Over Labor Day weekend, I spent an afternoon on my grandparent's farm. With spacious skies, fresh air, and endless fields of rolling grass, the prairie reminds me why I call it home. My grandparent's farm could come out of a children's book with the bright green tractors, dirt and ducks, and big red barn. A small garden near the house overflows with zucchini and cucumbers. The smell of bread and butter wafts from the windows of the house.
The farm is a place to escape from technology and learn to appreciate the simplicity of nature.
My sister and I love to go on "adventures" whenever we visit, exploring the land as it changes between seasons. This time we walked through a sunflower field, dancing between the plants as we weaved a path to the center of the field, the smell of plants and dirt filling the air. The bright green plants with brown flowers towered over our heads, the distinct yellow of the sunflowers fading as the seeds inside prepare themselves for the harvest. Twenty feet into the field, our entrance was completely obscured. The sunflowers appeared to go infinitely in every direction, an endless field of life and growth.
Taking a break to rest in the dry dirt, my sister and I stopped to sample the fruits of the flower's labor. The heads of the sunflowers were twice the size of my own, facing the ground instead of the sun from the sheer weight of a fruitful summer. It took two hands to lift the giant flowers up towards the sun; I never knew sunflowers could grow to be so unbelievably large.
We sampled the sunflower seeds, plucking them from the center of the flower, admiring the fuzz that surrounded each seed as if it was a ripe peach. The soft fuzz was a surprise for both of us, never imagining that sunflowers were or could be anything other than smooth. The seeds were pure white; the taste subtle. I felt a little closer to the earth that rested beneath my feet.

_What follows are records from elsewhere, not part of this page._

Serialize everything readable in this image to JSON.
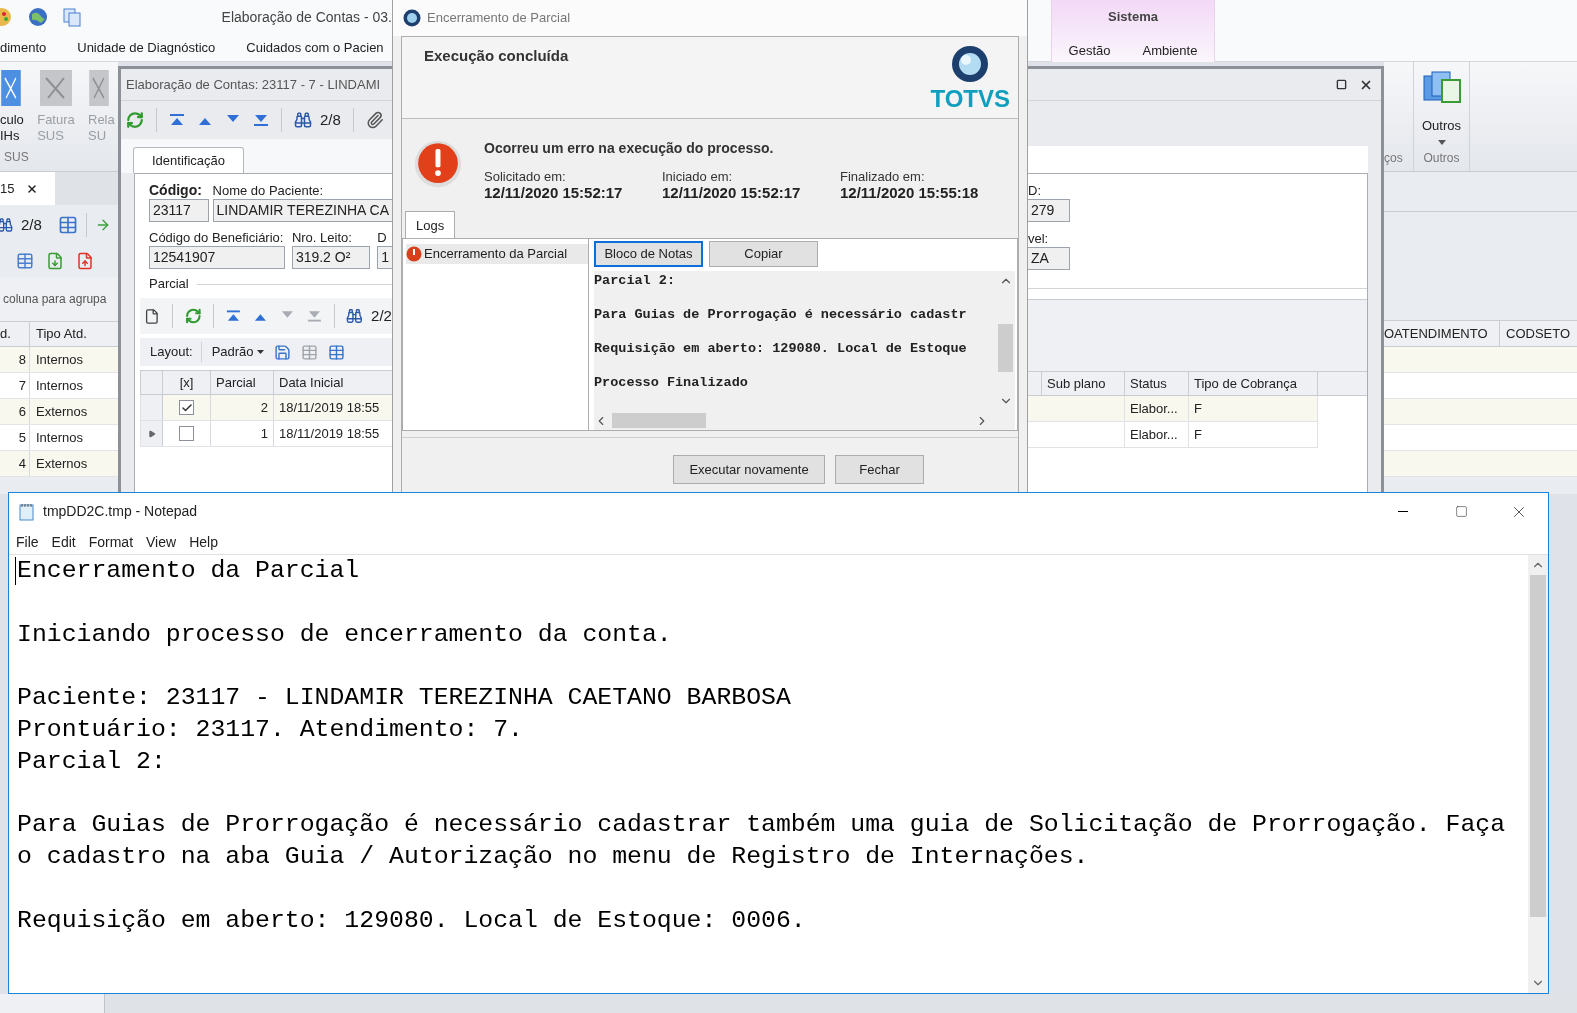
{
  "app": {
    "title": "Elaboração de Contas - 03.",
    "menu_tabs": [
      "dimento",
      "Unidade de Diagnóstico",
      "Cuidados com o Pacien"
    ],
    "context_group": {
      "title": "Sistema",
      "tabs": [
        "Gestão",
        "Ambiente"
      ]
    },
    "ribbon_left": {
      "buttons": [
        {
          "lines": [
            "culo",
            "IHs"
          ],
          "disabled": false
        },
        {
          "lines": [
            "Fatura",
            "SUS"
          ],
          "disabled": true
        },
        {
          "lines": [
            "Rela",
            "SU"
          ],
          "disabled": true
        }
      ],
      "group_label": "SUS"
    },
    "ribbon_right": {
      "cut_group_label": "ços",
      "button": "Outros",
      "group_label": "Outros"
    },
    "document_tab": "15",
    "pager": "2/8",
    "group_hint": "coluna para agrupa",
    "grid_left": {
      "columns": [
        "d.",
        "Tipo Atd."
      ],
      "rows": [
        [
          "8",
          "Internos"
        ],
        [
          "7",
          "Internos"
        ],
        [
          "6",
          "Externos"
        ],
        [
          "5",
          "Internos"
        ],
        [
          "4",
          "Externos"
        ]
      ]
    },
    "grid_right": {
      "columns": [
        "OATENDIMENTO",
        "CODSETO"
      ]
    }
  },
  "record_window": {
    "title": "Elaboração de Contas: 23117 - 7 - LINDAMI",
    "pager": "2/8",
    "tab": "Identificação",
    "fields": [
      {
        "label": "Código:",
        "value": "23117",
        "emphasis": true
      },
      {
        "label": "Nome do Paciente:",
        "value": "LINDAMIR TEREZINHA CA",
        "emphasis": false
      }
    ],
    "fields_row2": [
      {
        "label": "Código do Beneficiário:",
        "value": "12541907",
        "emphasis": false
      },
      {
        "label": "Nro. Leito:",
        "value": "319.2 O²",
        "emphasis": false
      },
      {
        "label": "D",
        "value": "1",
        "emphasis": false
      }
    ],
    "fields_right": [
      {
        "label": "D:",
        "value": "279"
      },
      {
        "label": "vel:",
        "value": "ZA"
      }
    ],
    "parcial": {
      "title": "Parcial",
      "pager": "2/2",
      "layout_label": "Layout:",
      "layout_value": "Padrão",
      "columns": [
        "[x]",
        "Parcial",
        "Data Inicial"
      ],
      "columns_right": [
        "Sub plano",
        "Status",
        "Tipo de Cobrança"
      ],
      "rows": [
        {
          "current": false,
          "checked": true,
          "parcial": "2",
          "data_inicial": "18/11/2019 18:55",
          "status": "Elabor...",
          "tipo_cobranca": "F"
        },
        {
          "current": true,
          "checked": false,
          "parcial": "1",
          "data_inicial": "18/11/2019 18:55",
          "status": "Elabor...",
          "tipo_cobranca": "F"
        }
      ]
    }
  },
  "dialog": {
    "title": "Encerramento de Parcial",
    "heading": "Execução concluída",
    "logo_text": "TOTVS",
    "message": "Ocorreu um erro na execução do processo.",
    "times": [
      {
        "label": "Solicitado em:",
        "value": "12/11/2020 15:52:17"
      },
      {
        "label": "Iniciado em:",
        "value": "12/11/2020 15:52:17"
      },
      {
        "label": "Finalizado em:",
        "value": "12/11/2020 15:55:18"
      }
    ],
    "tabs": [
      {
        "label": "Logs",
        "selected": true
      }
    ],
    "log_items": [
      {
        "label": "Encerramento da Parcial",
        "selected": true
      }
    ],
    "log_buttons": [
      {
        "label": "Bloco de Notas",
        "focused": true
      },
      {
        "label": "Copiar",
        "focused": false
      }
    ],
    "log_lines": [
      "Parcial 2:",
      "Para Guias de Prorrogação é necessário cadastr",
      "Requisição em aberto: 129080. Local de Estoque",
      "Processo Finalizado"
    ],
    "footer_buttons": [
      "Executar novamente",
      "Fechar"
    ]
  },
  "notepad": {
    "title": "tmpDD2C.tmp - Notepad",
    "menu": [
      "File",
      "Edit",
      "Format",
      "View",
      "Help"
    ],
    "paragraphs": [
      [
        "Encerramento da Parcial"
      ],
      [
        "Iniciando processo de encerramento da conta."
      ],
      [
        "Paciente: 23117 - LINDAMIR TEREZINHA CAETANO BARBOSA",
        "Prontuário: 23117. Atendimento: 7.",
        "Parcial 2:"
      ],
      [
        "Para Guias de Prorrogação é necessário cadastrar também uma guia de Solicitação de Prorrogação. Faça",
        "o cadastro na aba Guia / Autorização no menu de Registro de Internações."
      ],
      [
        "Requisição em aberto: 129080. Local de Estoque: 0006."
      ]
    ]
  }
}
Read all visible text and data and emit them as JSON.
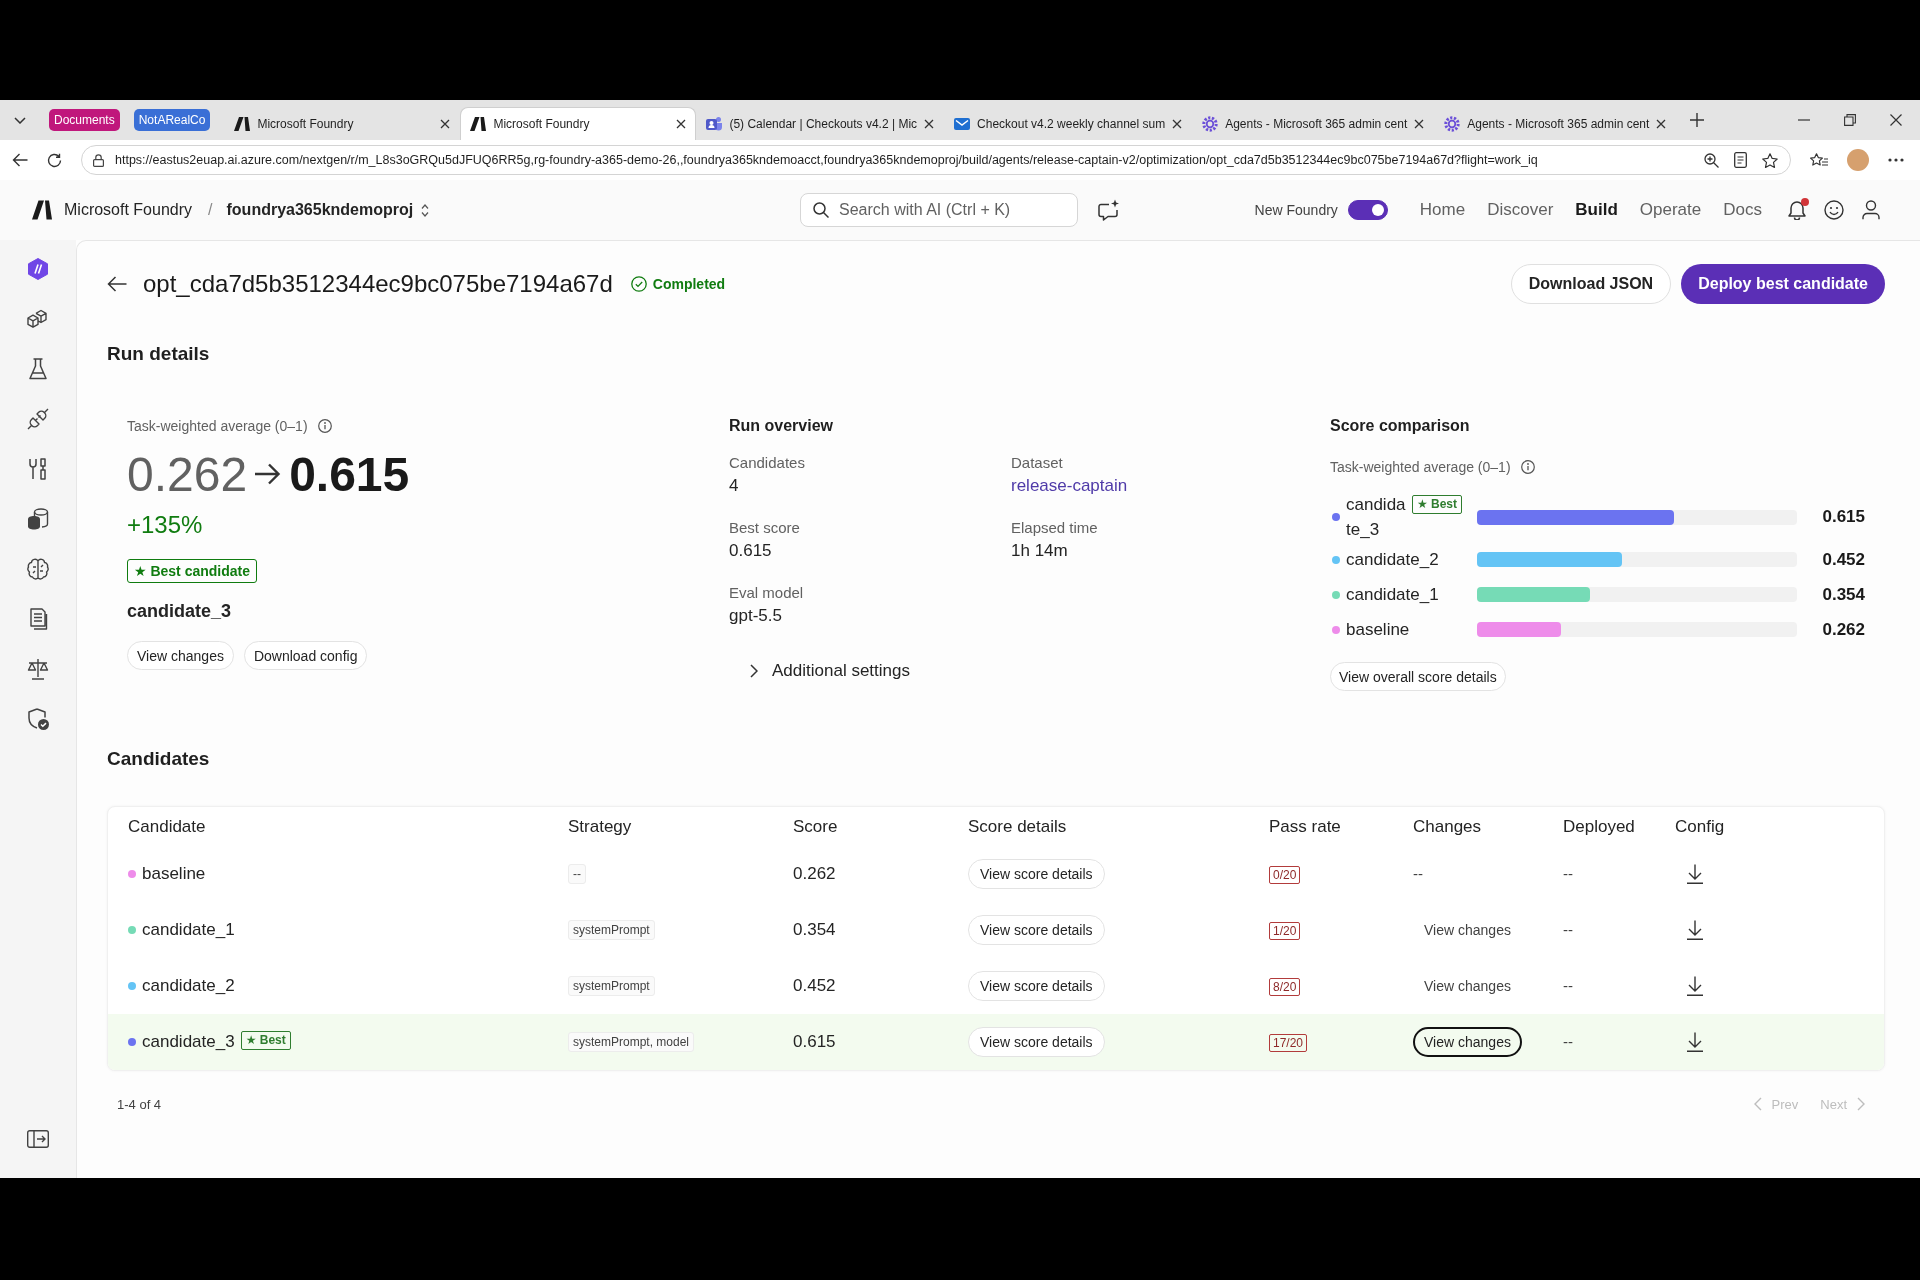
{
  "browser": {
    "tab_groups": [
      {
        "label": "Documents",
        "color": "#c0177c"
      },
      {
        "label": "NotARealCo",
        "color": "#3a6fd6"
      }
    ],
    "tabs": [
      {
        "title": "Microsoft Foundry",
        "kind": "logo",
        "selected": false
      },
      {
        "title": "Microsoft Foundry",
        "kind": "logo",
        "selected": true
      },
      {
        "title": "(5) Calendar | Checkouts v4.2 | Mic",
        "kind": "people",
        "selected": false
      },
      {
        "title": "Checkout v4.2 weekly channel sum",
        "kind": "mail",
        "selected": false
      },
      {
        "title": "Agents - Microsoft 365 admin cent",
        "kind": "gear",
        "selected": false
      },
      {
        "title": "Agents - Microsoft 365 admin cent",
        "kind": "gear",
        "selected": false
      }
    ],
    "url": "https://eastus2euap.ai.azure.com/nextgen/r/m_L8s3oGRQu5dJFUQ6RR5g,rg-foundry-a365-demo-26,,foundrya365kndemoacct,foundrya365kndemoproj/build/agents/release-captain-v2/optimization/opt_cda7d5b3512344ec9bc075be7194a67d?flight=work_iq"
  },
  "header": {
    "brand": "Microsoft Foundry",
    "separator": "/",
    "project": "foundrya365kndemoproj",
    "search": {
      "placeholder": "Search with AI (Ctrl + K)"
    },
    "toggle": {
      "label": "New Foundry",
      "on": true
    },
    "nav": [
      {
        "label": "Home",
        "selected": false
      },
      {
        "label": "Discover",
        "selected": false
      },
      {
        "label": "Build",
        "selected": true
      },
      {
        "label": "Operate",
        "selected": false
      },
      {
        "label": "Docs",
        "selected": false
      }
    ],
    "notifications_unread": true
  },
  "page": {
    "title": "opt_cda7d5b3512344ec9bc075be7194a67d",
    "status": "Completed",
    "actions": [
      {
        "label": "Download JSON",
        "kind": "secondary"
      },
      {
        "label": "Deploy best candidate",
        "kind": "primary"
      }
    ]
  },
  "run_details": {
    "heading": "Run details",
    "summary": {
      "metric_label": "Task-weighted average (0–1)",
      "from": "0.262",
      "to": "0.615",
      "delta": "+135%",
      "badge": "★ Best candidate",
      "candidate": "candidate_3",
      "buttons": [
        "View changes",
        "Download config"
      ]
    },
    "overview": {
      "heading": "Run overview",
      "fields": [
        {
          "label": "Candidates",
          "value": "4",
          "kind": "text"
        },
        {
          "label": "Dataset",
          "value": "release-captain",
          "kind": "link"
        },
        {
          "label": "Best score",
          "value": "0.615",
          "kind": "text"
        },
        {
          "label": "Elapsed time",
          "value": "1h 14m",
          "kind": "text"
        },
        {
          "label": "Eval model",
          "value": "gpt-5.5",
          "kind": "text"
        }
      ],
      "additional_settings": {
        "label": "Additional settings",
        "expanded": false
      }
    },
    "score_comparison": {
      "heading": "Score comparison",
      "metric_label": "Task-weighted average (0–1)",
      "rows": [
        {
          "name": "candidate_3",
          "color": "#6b73f0",
          "badge": "★ Best",
          "level": 0.615,
          "value": "0.615"
        },
        {
          "name": "candidate_2",
          "color": "#64c4f5",
          "level": 0.452,
          "value": "0.452"
        },
        {
          "name": "candidate_1",
          "color": "#76dbb6",
          "level": 0.354,
          "value": "0.354"
        },
        {
          "name": "baseline",
          "color": "#ee8cea",
          "level": 0.262,
          "value": "0.262"
        }
      ],
      "button": "View overall score details"
    }
  },
  "candidates": {
    "heading": "Candidates",
    "columns": [
      "Candidate",
      "Strategy",
      "Score",
      "Score details",
      "Pass rate",
      "Changes",
      "Deployed",
      "Config"
    ],
    "rows": [
      {
        "name": "baseline",
        "color": "#ee8cea",
        "highlighted": false,
        "strategy": "--",
        "score": "0.262",
        "score_details": "View score details",
        "pass_rate": "0/20",
        "changes": {
          "kind": "text",
          "text": "--"
        },
        "deployed": "--"
      },
      {
        "name": "candidate_1",
        "color": "#76dbb6",
        "highlighted": false,
        "strategy": "systemPrompt",
        "score": "0.354",
        "score_details": "View score details",
        "pass_rate": "1/20",
        "changes": {
          "kind": "button",
          "label": "View changes",
          "focused": false
        },
        "deployed": "--"
      },
      {
        "name": "candidate_2",
        "color": "#64c4f5",
        "highlighted": false,
        "strategy": "systemPrompt",
        "score": "0.452",
        "score_details": "View score details",
        "pass_rate": "8/20",
        "changes": {
          "kind": "button",
          "label": "View changes",
          "focused": false
        },
        "deployed": "--"
      },
      {
        "name": "candidate_3",
        "color": "#6b73f0",
        "badge": "★ Best",
        "highlighted": true,
        "strategy": "systemPrompt, model",
        "score": "0.615",
        "score_details": "View score details",
        "pass_rate": "17/20",
        "changes": {
          "kind": "button",
          "label": "View changes",
          "focused": true
        },
        "deployed": "--"
      }
    ],
    "pagination": {
      "summary": "1-4 of 4",
      "prev": {
        "label": "Prev",
        "disabled": true
      },
      "next": {
        "label": "Next",
        "disabled": true
      }
    }
  }
}
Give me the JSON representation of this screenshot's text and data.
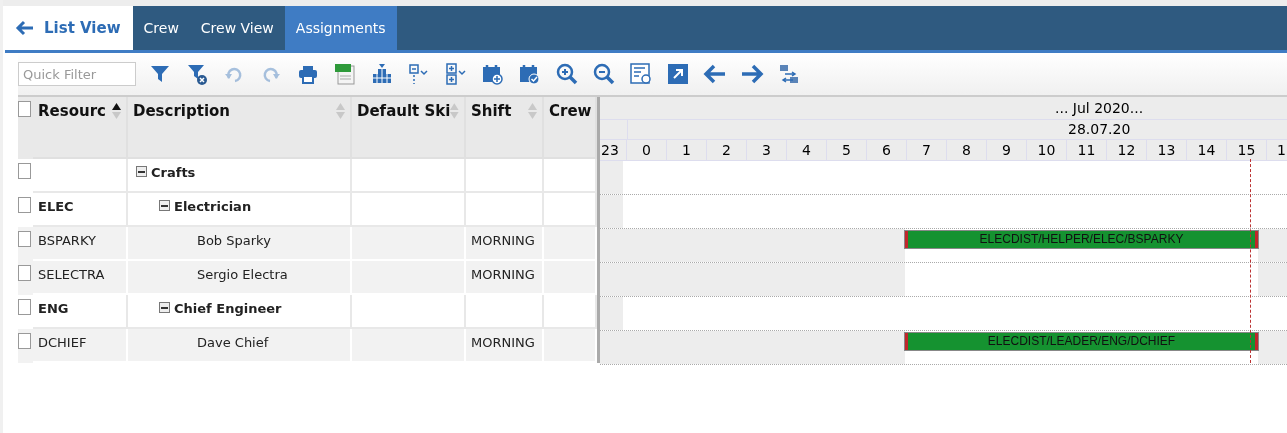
{
  "tabs": [
    {
      "label": "List View",
      "kind": "back",
      "selected": false
    },
    {
      "label": "Crew",
      "kind": "tab",
      "selected": false
    },
    {
      "label": "Crew View",
      "kind": "tab",
      "selected": false
    },
    {
      "label": "Assignments",
      "kind": "tab",
      "selected": true
    }
  ],
  "toolbar": {
    "quick_filter": {
      "placeholder": "Quick Filter"
    },
    "tools": [
      {
        "kind": "filter",
        "disabled": false
      },
      {
        "kind": "filter-clear",
        "disabled": false
      },
      {
        "kind": "undo",
        "disabled": true
      },
      {
        "kind": "redo",
        "disabled": true
      },
      {
        "kind": "print",
        "disabled": false
      },
      {
        "kind": "excel",
        "disabled": false
      },
      {
        "kind": "hierarchy",
        "disabled": false
      },
      {
        "kind": "collapse",
        "disabled": false
      },
      {
        "kind": "expand",
        "disabled": false
      },
      {
        "kind": "calendar-add",
        "disabled": false
      },
      {
        "kind": "calendar-check",
        "disabled": false
      },
      {
        "kind": "zoom-in",
        "disabled": false
      },
      {
        "kind": "zoom-out",
        "disabled": false
      },
      {
        "kind": "fit",
        "disabled": false
      },
      {
        "kind": "popout",
        "disabled": false
      },
      {
        "kind": "arrow-left",
        "disabled": false
      },
      {
        "kind": "arrow-right",
        "disabled": false
      },
      {
        "kind": "swap",
        "disabled": false
      }
    ]
  },
  "grid": {
    "header_checked": false,
    "columns": [
      {
        "label": "Resourc",
        "sorted": true
      },
      {
        "label": "Description",
        "sorted": false
      },
      {
        "label": "Default Ski",
        "sorted": false
      },
      {
        "label": "Shift",
        "sorted": false
      },
      {
        "label": "Crew"
      }
    ],
    "rows": [
      {
        "kind": "group",
        "checked": false,
        "resource": "",
        "description": "Crafts",
        "expanded": true,
        "children": [
          {
            "kind": "group",
            "checked": false,
            "resource": "ELEC",
            "description": "Electrician",
            "expanded": true,
            "children": [
              {
                "kind": "resource",
                "checked": false,
                "resource": "BSPARKY",
                "description": "Bob Sparky",
                "shift": "MORNING",
                "bar": {
                  "label": "ELECDIST/HELPER/ELEC/BSPARKY"
                }
              },
              {
                "kind": "resource",
                "checked": false,
                "resource": "SELECTRA",
                "description": "Sergio Electra",
                "shift": "MORNING"
              }
            ]
          },
          {
            "kind": "group",
            "checked": false,
            "resource": "ENG",
            "description": "Chief Engineer",
            "expanded": true,
            "children": [
              {
                "kind": "resource",
                "checked": false,
                "resource": "DCHIEF",
                "description": "Dave Chief",
                "shift": "MORNING",
                "bar": {
                  "label": "ELECDIST/LEADER/ENG/DCHIEF"
                }
              }
            ]
          }
        ]
      }
    ]
  },
  "gantt": {
    "month": "... Jul 2020...",
    "day": "28.07.20",
    "hours": [
      "23",
      "0",
      "1",
      "2",
      "3",
      "4",
      "5",
      "6",
      "7",
      "8",
      "9",
      "10",
      "11",
      "12",
      "13",
      "14",
      "15",
      "1"
    ]
  }
}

The rev of an engine drew us back out of the field. Hopping on a four-wheeler, we drove around the golden fields, the wind tangling my hair as we circled around hay bales, the sun peeking out behind the clouds to illuminate the golden grass. Dinnertime drew us back into the house and the scent of German cooking filled the air. We never fail to eat our fill.
At the end of the day, it's hard to leave the farm and go back to reality. I never get enough of the crisp air and piercing stars after a setting sun.
Zucchini Chocolate Chip Muffins feel like a pleasure from a simpler time. The muffins are surprisingly moist and flavorful. Even though zucchini is added to the batter, the vegetable flavor remains subtle. With the addition of cinnamon, nutmeg, and chocolate chips, the muffins are given the feel of a spice cake (with a bite of chocolate every now and then). A simple spread of butter is all these muffins need to make a lasting impression.
One Year Ago:Zucchini Bread
Two Years Ago:Jean-Talon Market
Zucchini Chocolate Chip Muffins
Yields 1 dozen muffins
1 large egg
1/2 cup (118 ml) vegetable oil
3/4 cup (150 grams) brown sugar
1 teaspoon vanilla extract
1 cup (about 180 grams) grated zucchini, lightly packed
1 1/2 teaspoons ground cinnamon
1/8 teaspoon ground nutmeg
1/2 teaspoon baking soda
1/2 teaspoon baking powder
1/2 teaspoon salt
1 cup (120 grams) whole wheat flour
1/2 cup (63 grams) all-purpose flour
2/3 cup (113 grams) semisweet chocolate chips
Preheat oven to 350 degrees F (175 degrees C). Line a muffin pan with baking cups.
In a large bowl, whisk together the egg, vegetable oil, brown sugar, and vanilla until well combined. Stir in the grated zucchini. Mix in the cinnamon, nutmeg, baking soda, baking powder, and salt. Fold in the flour, mixing until the batter becomes uniform. Stir in chocolate chips.
Fill baking cups 3/4 full and bake for 18-22 minutes, or until a tester inserted in the center comes out clean. Let the muffins cool briefly before eating.